The Easter Season is behind us. The special liturgical celebrations post Easter such as the the Solemnities of the Most Holy Trinity and the The Most Holy Body and Blood of Christ have occurred. Temperatures and humidity are rising. Farmer’s markets are firmly in place in neighborhoods each week. The academic year is complete and school is dismissed. Although we are in the final few weeks of spring it sure seems as though summer is upon us. Summer has its own special flavors and smells as we navigate its many opportunities and challenges; especially for expressing our faith. What ways can you and I be more intentional about including the Son of God into our summer season?
The first challenge to overcome is to recognize that schedules are radically different than the rest of the calendar year. We travel more whether into different neighborhoods or towns around where we live as well as throughout the state, country and perhaps the world. We spend more time outdoors and weekends bringing the possibilities of many new adventures. Summer time is also particularly suited to reconnect families, friends, classmates and former co-workers when the normal routine doesn’t allow the time to do so. The goal for you and I this summer is to savor God’s presence in the many unique situations you find yourself. Father James Martin, S.J. provides great insight when he writes, “If you always imagine God in the same ways, you will not be ready for the new ways He has in store for you.” Below are just a few possibilities:
1 – Walk for God’s Glory – Make an intention that the next walk you take outside in nature will be dedicated to the praise of God. Walk slowly, keeping your senses attuned to the wonders that surround you. In appreciation, pray this mantra: “Glory be to God.“ An alternative can be to pray a Rosary, especially the Luminous Mysteries. Continue to stay focused on the wonders and those whom you encounter.
2 – Waste some time – Not on mindless surfing the web, video games or binge TV watching but on just relaxing and being, “It does no good to think moralistically about how much time we waste. Wasted time is usually good soul time,” Saint Thomas Moore has observed. Summer is just the right season for idleness and just messing around with things. Quit doing and revel in just being.
3 – Read the Bible Outdoors – Think of how many times Jesus taught while outdoors or how often the Psalmists use images of the natural world. Read some of your favorite scripture passages while you are out in nature, and see how the setting enriches the experience. Variation – Bibles & Bikes or Connecting with Scripture and Canoeing.
4 – Savor Summer Sounds – Summer has sounds of its own, whether the laughter of kids playing at the pool or the serenade of crickets at night. Lie on the ground for 15 minutes without saying anything. Pay attention to what your mind is doing.

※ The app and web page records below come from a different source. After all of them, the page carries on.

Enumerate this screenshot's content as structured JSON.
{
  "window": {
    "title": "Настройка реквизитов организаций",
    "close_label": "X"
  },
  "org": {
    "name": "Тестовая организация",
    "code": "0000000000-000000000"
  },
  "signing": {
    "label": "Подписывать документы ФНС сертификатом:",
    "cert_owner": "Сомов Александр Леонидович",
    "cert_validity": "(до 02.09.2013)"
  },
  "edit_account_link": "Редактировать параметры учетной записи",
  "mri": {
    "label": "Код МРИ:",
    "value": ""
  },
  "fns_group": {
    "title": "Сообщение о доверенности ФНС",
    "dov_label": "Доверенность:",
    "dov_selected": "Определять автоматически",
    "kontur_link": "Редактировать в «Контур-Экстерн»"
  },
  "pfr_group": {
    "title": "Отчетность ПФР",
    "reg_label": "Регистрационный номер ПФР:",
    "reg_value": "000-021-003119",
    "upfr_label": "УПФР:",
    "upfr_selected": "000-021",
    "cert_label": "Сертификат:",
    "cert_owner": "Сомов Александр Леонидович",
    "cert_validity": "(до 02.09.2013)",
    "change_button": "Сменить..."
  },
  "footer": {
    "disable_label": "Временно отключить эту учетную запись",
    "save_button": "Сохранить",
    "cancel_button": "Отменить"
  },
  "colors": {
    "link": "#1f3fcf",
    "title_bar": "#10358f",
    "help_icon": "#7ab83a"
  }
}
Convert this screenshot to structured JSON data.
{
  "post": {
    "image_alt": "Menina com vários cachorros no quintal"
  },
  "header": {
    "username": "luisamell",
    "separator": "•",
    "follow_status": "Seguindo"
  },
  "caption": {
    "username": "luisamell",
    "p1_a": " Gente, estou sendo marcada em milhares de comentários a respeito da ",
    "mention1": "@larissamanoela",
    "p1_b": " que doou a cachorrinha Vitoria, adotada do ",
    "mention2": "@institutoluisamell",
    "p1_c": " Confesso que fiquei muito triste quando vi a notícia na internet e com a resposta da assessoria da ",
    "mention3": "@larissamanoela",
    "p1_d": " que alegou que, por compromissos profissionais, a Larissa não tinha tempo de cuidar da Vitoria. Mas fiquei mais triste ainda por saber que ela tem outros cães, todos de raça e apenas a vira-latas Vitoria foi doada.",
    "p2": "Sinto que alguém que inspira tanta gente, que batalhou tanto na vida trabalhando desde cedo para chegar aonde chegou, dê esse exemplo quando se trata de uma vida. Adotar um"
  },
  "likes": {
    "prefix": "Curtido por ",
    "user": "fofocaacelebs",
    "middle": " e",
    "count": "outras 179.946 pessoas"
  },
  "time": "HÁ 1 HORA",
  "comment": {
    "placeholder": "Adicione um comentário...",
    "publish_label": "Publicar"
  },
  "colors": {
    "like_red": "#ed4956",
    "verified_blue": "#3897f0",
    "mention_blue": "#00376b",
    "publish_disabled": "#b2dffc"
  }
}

Then notice what you hear around you. This exercise helps you get better at two spiritual practices — silence and listening.
St. Ignatius of Loyola teaches us that every moment of our lives is an invitation to experience God. Let’s take up this spiritual challenge and be attentive of God’s presence in our lives this summer.
Summer Spirituality reflection by John Gaffney, Diocesan Director of Evangelization & Catechesis.